but in many details much better. Excuse you these flatteries. These are
Now I my speech execute -- no, I would say I bring her to the close. I
am a foreigner -- but here, under you, have I it entirely forgotten. And
so again and yet again proffer I you my heartiest thanks. -- MarkTwain
One of the main difficulties for English speakers is the inverted word order, in which the verb of the subordinate clause is pushed to the end. This kind of nesting actually causes problems for native speakers too, if the nesting is too deep. Pendants often do this, but for clarity striving writers their subordinate clauses not to nest are accustomed.
Turkish has a similar inverted word order and native speakers of Turkish sometimes report similar difficulties with the deep nesting referred to immediately above.
On a sidenote, I had severe difficulties reading (understanding) the above text, although I'm a German native speaker. This is probably due to the text being written in a foreign language (from my point of view) with there-inexact grammatical constructs. -- PhilipBusch

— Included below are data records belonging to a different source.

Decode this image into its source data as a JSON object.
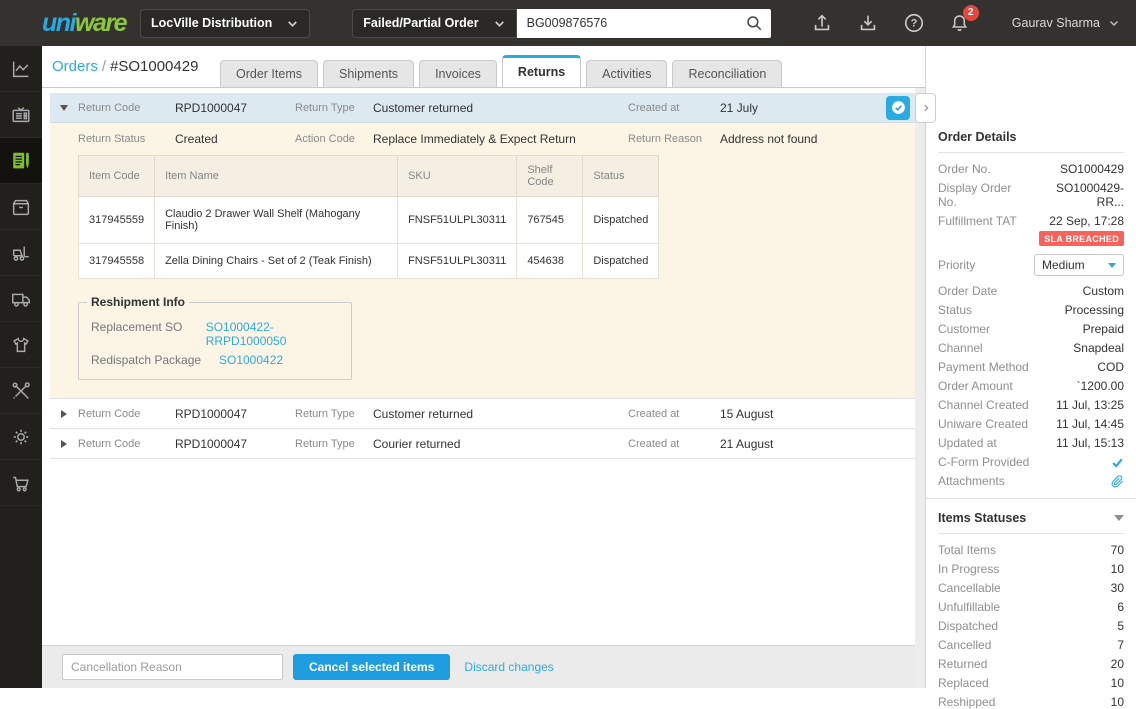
{
  "topbar": {
    "logo_part1": "uni",
    "logo_part2": "ware",
    "facility_selector": "LocVille Distribution",
    "search_filter": "Failed/Partial Order",
    "search_value": "BG009876576",
    "notification_count": "2",
    "user_name": "Gaurav Sharma"
  },
  "sidebar": {
    "icons": [
      "analytics",
      "channels",
      "orders",
      "inventory",
      "fulfillment",
      "dispatch",
      "products",
      "tools",
      "settings",
      "purchase"
    ],
    "active_item": "orders"
  },
  "breadcrumb": {
    "link": "Orders",
    "separator": "/",
    "current": "#SO1000429"
  },
  "tabs": [
    {
      "label": "Order Items"
    },
    {
      "label": "Shipments"
    },
    {
      "label": "Invoices"
    },
    {
      "label": "Returns",
      "active": true
    },
    {
      "label": "Activities"
    },
    {
      "label": "Reconciliation"
    }
  ],
  "labels": {
    "return_code": "Return Code",
    "return_type": "Return Type",
    "created_at": "Created at",
    "return_status": "Return Status",
    "action_code": "Action Code",
    "return_reason": "Return Reason"
  },
  "returns": [
    {
      "code": "RPD1000047",
      "type": "Customer returned",
      "created_at": "21 July",
      "status": "Created",
      "action_code": "Replace Immediately & Expect Return",
      "reason": "Address not found",
      "items": {
        "headers": [
          "Item Code",
          "Item Name",
          "SKU",
          "Shelf Code",
          "Status"
        ],
        "rows": [
          [
            "317945559",
            "Claudio 2 Drawer Wall Shelf (Mahogany Finish)",
            "FNSF51ULPL30311",
            "767545",
            "Dispatched"
          ],
          [
            "317945558",
            "Zella Dining Chairs - Set of 2 (Teak Finish)",
            "FNSF51ULPL30311",
            "454638",
            "Dispatched"
          ]
        ]
      },
      "reshipment": {
        "title": "Reshipment Info",
        "replacement_so_label": "Replacement SO",
        "replacement_so": "SO1000422-RRPD1000050",
        "redispatch_package_label": "Redispatch Package",
        "redispatch_package": "SO1000422"
      }
    },
    {
      "code": "RPD1000047",
      "type": "Customer returned",
      "created_at": "15 August"
    },
    {
      "code": "RPD1000047",
      "type": "Courier returned",
      "created_at": "21 August"
    }
  ],
  "footer": {
    "cancellation_placeholder": "Cancellation Reason",
    "cancel_button": "Cancel selected items",
    "discard_link": "Discard changes"
  },
  "order_details": {
    "title": "Order Details",
    "fields": [
      {
        "label": "Order No.",
        "value": "SO1000429"
      },
      {
        "label": "Display Order No.",
        "value": "SO1000429-RR..."
      },
      {
        "label": "Fulfillment TAT",
        "value": "22 Sep, 17:28",
        "badge": "SLA BREACHED"
      },
      {
        "label": "Priority",
        "value": "Medium"
      },
      {
        "label": "Order Date",
        "value": "Custom"
      },
      {
        "label": "Status",
        "value": "Processing"
      },
      {
        "label": "Customer",
        "value": "Prepaid"
      },
      {
        "label": "Channel",
        "value": "Snapdeal"
      },
      {
        "label": "Payment Method",
        "value": "COD"
      },
      {
        "label": "Order Amount",
        "value": "`1200.00"
      },
      {
        "label": "Channel Created",
        "value": "11 Jul, 13:25"
      },
      {
        "label": "Uniware Created",
        "value": "11 Jul, 14:45"
      },
      {
        "label": "Updated at",
        "value": "11 Jul, 15:13"
      },
      {
        "label": "C-Form Provided",
        "value": ""
      },
      {
        "label": "Attachments",
        "value": ""
      }
    ]
  },
  "items_statuses": {
    "title": "Items Statuses",
    "rows": [
      {
        "label": "Total Items",
        "value": "70"
      },
      {
        "label": "In Progress",
        "value": "10"
      },
      {
        "label": "Cancellable",
        "value": "30"
      },
      {
        "label": "Unfulfillable",
        "value": "6"
      },
      {
        "label": "Dispatched",
        "value": "5"
      },
      {
        "label": "Cancelled",
        "value": "7"
      },
      {
        "label": "Returned",
        "value": "20"
      },
      {
        "label": "Replaced",
        "value": "10"
      },
      {
        "label": "Reshipped",
        "value": "10"
      }
    ]
  },
  "colors": {
    "accent_blue": "#29abe2",
    "brand_green": "#8dc63f",
    "alert_red": "#f9625a",
    "notification_red": "#e8463c",
    "cream_bg": "#fcf5e6",
    "header_blue_gray": "#dde9f0",
    "topbar_dark": "#34322f"
  }
}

Not entirely, I think it's also that the above is just botched. Try this instead: http://eserver.org/langs/the-awful-german-language.txt
No... these are English words with impressively exact German grammar. If you translate every word to German literally, you get grammatically correct German sentences. Complicated grammar and idiomatic German, I might add. This is the work of a foreigner with VERY good knowledge of German.

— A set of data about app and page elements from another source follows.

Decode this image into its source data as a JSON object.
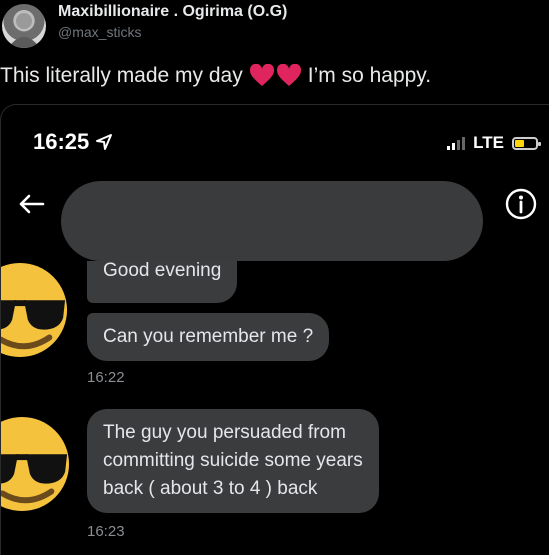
{
  "tweet": {
    "author_name": "Maxibillionaire . Ogirima (O.G)",
    "author_handle": "@max_sticks",
    "text_before": "This literally made my day",
    "text_after": "I’m so happy.",
    "heart_color": "#e0245e"
  },
  "phone": {
    "status_time": "16:25",
    "network": "LTE",
    "battery_color": "#ffd60a"
  },
  "chat": {
    "messages": [
      {
        "text": "Good evening"
      },
      {
        "text": "Can you remember me ?"
      },
      {
        "text_lines": [
          "The guy you persuaded from",
          "committing suicide some years",
          "back ( about 3 to 4 ) back"
        ]
      }
    ],
    "timestamps": [
      "16:22",
      "16:23"
    ],
    "bubble_color": "#3b3c3e",
    "contact_pill_color": "#3a3b3d"
  },
  "icons": [
    "location-arrow-icon",
    "signal-icon",
    "battery-icon",
    "back-arrow-icon",
    "info-icon",
    "sunglasses-emoji-icon",
    "heart-icon"
  ]
}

I'm not sure if this is the right place for this -- if not delete or move. One of the funniest things I ever saw in my many years living in Germany (I'm an American) was in the zoo in Saarbrücken. They had a "multilingual" trash can. First came the German inscription, "Abfall hier" (Garbage here). Then followed the (correct) French translation, "Ici poubelles". And then the English version: "Here falling off". Nearly died laughing! -- JohnWebber
Being a citizen of Saarbrücken, I had a good laugh right now. Not so because someone wonders why we print irritating multilingual messages on our garbage cans (which, I suppose, is funny enough... wonder what might happen if we labeled them "free chewing gums here") rather than because it's really funny to stumble across the name of my hometown on a wiki mostly run by Americans - most Germans wouldn't know where to locate Saarbrücken on a map. -- PhilipBusch

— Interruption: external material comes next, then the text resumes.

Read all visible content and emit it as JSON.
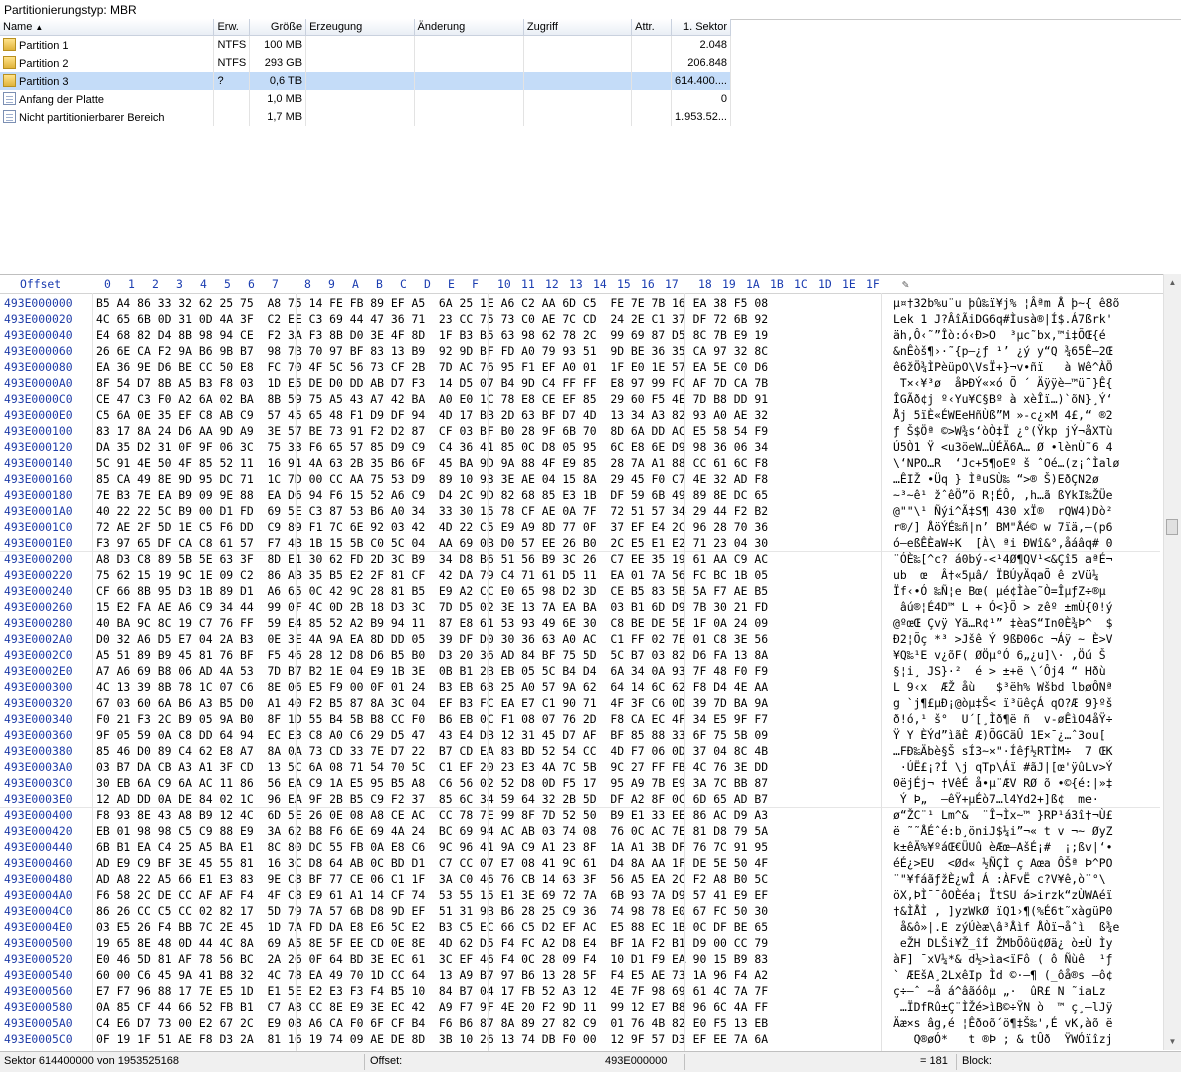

Gee, Philip, I think you're underplaying the significance of Saarbrücken. After all, it's a state capital (even if the Saarland is one of the smallest states). And the home of Oskar Lafontaine, who surely is familiar to most Germans. -- JohnWebber
watching he has been. - Yoda
See also WordOrder